In Oct 2002, all Domain Name System servers were attacked
Attack lasted only an hour
9 of the 13 servers were seriously affected
In Aug 2009, the attack on Twitter and Facebook
8. How They Talk
Trinoo: attacker uses TCP; masters and daemons use UDP; password authentication.
TFN: attacker uses shell to invoke master; masters and daemons use ICMP ECHOREPLY.
Stacheldraht: attacker uses encrypted TCP connection to master; masters and daemons use TCP and ICMP ECHO REPLY; rcp used for auto-update.
9. Deploying DDOS
Attackers seem to use standard, well-known holes (i.e., rpc.ttdbserver, amd, rpc.cmsd, rpc.mountd, rpc.statd).
They appear to have “auto-hack” tools – point, click, and invade.
Lesson: practice good computer hygiene.
10. Detecting DDOS Tools

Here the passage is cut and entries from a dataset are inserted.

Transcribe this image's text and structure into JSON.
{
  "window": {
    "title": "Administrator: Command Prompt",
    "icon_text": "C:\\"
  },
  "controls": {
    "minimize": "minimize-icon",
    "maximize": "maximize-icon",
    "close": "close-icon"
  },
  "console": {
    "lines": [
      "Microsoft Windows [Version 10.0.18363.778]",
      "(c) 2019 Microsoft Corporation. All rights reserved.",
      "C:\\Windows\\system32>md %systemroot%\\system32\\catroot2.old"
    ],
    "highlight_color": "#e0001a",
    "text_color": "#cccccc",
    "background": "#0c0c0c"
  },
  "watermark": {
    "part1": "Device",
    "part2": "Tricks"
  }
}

Most current IDS’s detect the current generation of tools.
They work by looking for DDOS control messages.
Naturally, these will change over time; in particular, more such messages will be properly encrypted. (A hacker PKI?)

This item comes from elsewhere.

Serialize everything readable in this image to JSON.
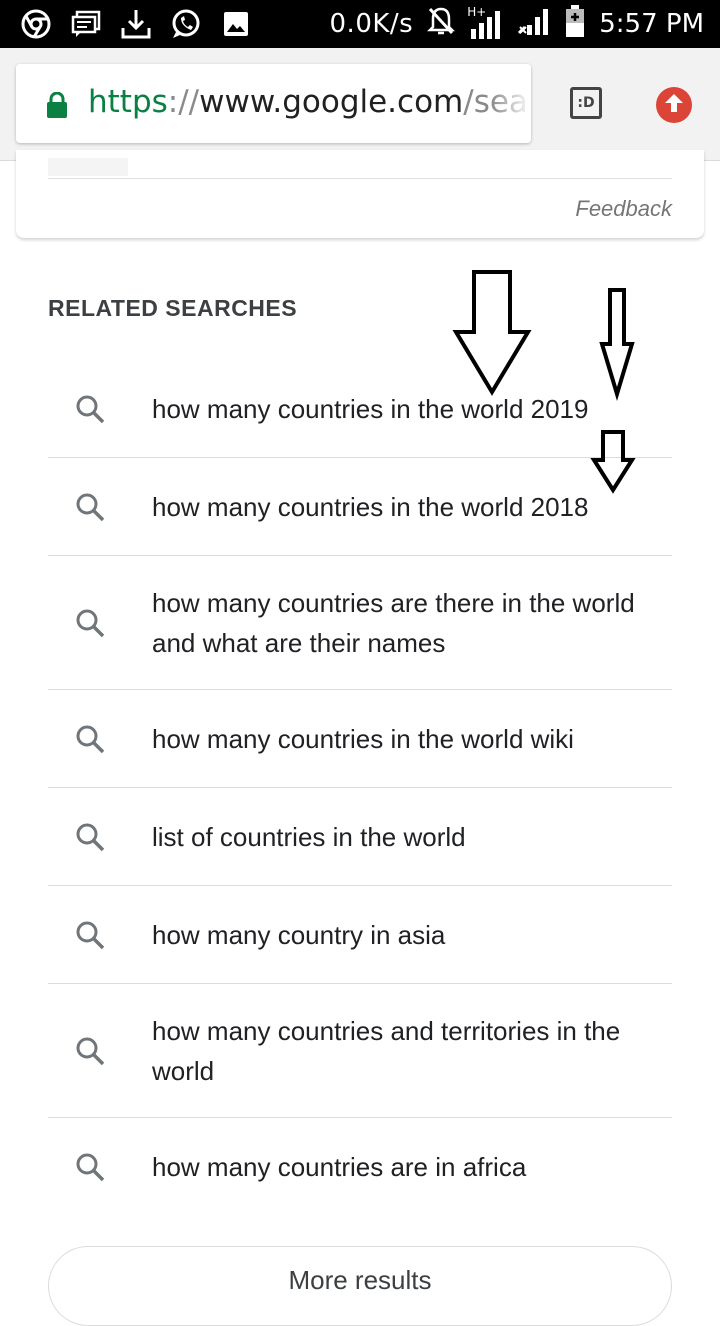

11. What are the Strong Defenses?
There aren’t any…
12. What Can ISPs Do?
Deploy source address anti-spoof filters (very important!).
Turn off directed broadcasts.
Develop security relationships with neighbor ISPs.
Set up mechanism for handling customer security complaints.
Develop traffic volume monitoring techniques.
13. Traffic Volume Monitoring
Look for too much traffic to a particular destination.
Learn to look for traffic to that destination at your border routers (access routers, peers, exchange points, etc.).
Can we automate the tools – too many queue drops on an access router will trigger source detection?
14. Can We Do Better Some Day?
ICMP Traceback message.
Enhance newer congestion control techniques, i.e., RED.
Warning – both of these are untested ideas. The second is a research topic.
15. ICMP Traceback
For a very few packets (about 1 in 20,000), each router will send the destination a new ICMP message indicating the previous hop for that packet.
Net traffic increase at endpoint is about .1% -- probably acceptable.
Issues: authentication, loss of traceback packets, load on routers.
16. Enhanced Congestion Control
Define an attack as “too many packets drops on a particular access line”.
Send upstream node a message telling it to drop more packets for this destination.
Traditional RED+penalty box works on flows; this works on destination alone.
Issues: authentication, fairness, effect on legitimate traffic, implementability, etc.